Mental health conditions that co-occur with substance use disorders include: 
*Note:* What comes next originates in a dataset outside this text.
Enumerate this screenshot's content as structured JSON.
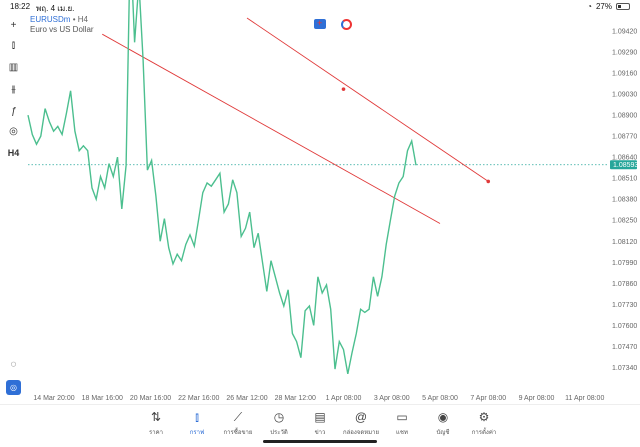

  • Bipolar 
  • Anxiety 
  • Personality disorders
  • Depression
  • Psychotic disorders (e.g., schizophrenia)

 

It can sometimes be difficult to diagnose co-occurring disorders. A substance abuse or addiction symptom can mask a mental illness symptom, and a mental illness symptom can be confused with substance abuse or addiction symptom. Many people with mental health disorders do not seek treatment for their substance abuse because they do not see it as relevant to their problems.

 

Nevertheless, some typical patterns do emerge among people with co-occurring disorders.

 

Why is substance abuse common among people with mental health?

 

Substance abuse is common among people with mental health disorders. An anxious person may need something that makes them feel calm; a person who is depressed may need something that makes them feel more active; a person who is fearful of others may need something that makes them feel more relaxed and less inhibited; and someone who is suffering from psychological pain may need something that makes them feel numb.

 

The symptoms of co-occurring disorders may persist after people with co-occurring disorders stop using alcohol or other drugs. Many treatment centres and clinicians are not prepared to deal with both conditions. Others may require abstinence from all drugs, including medications for mental health disorders. Because of this, it can be extremely difficult for people with co-occurring disorders to treat both their substance-use problems and their mental health problems at the same time.

 

Seek Professional Help

 

We at Parkland Place continue to explore the link between mental health and alcohol abuse. We can educate you about this link and show you how it may apply to you as part of our alcohol rehab treatment. Understanding such links is essential to recovery.

 

Finding professional advice or support can be extremely helpful if you are experiencing alcohol and mental health problems yourself or know someone who does. For further details on how our team at Parkland Place can help you contact us via our live chat or call 01492 203421.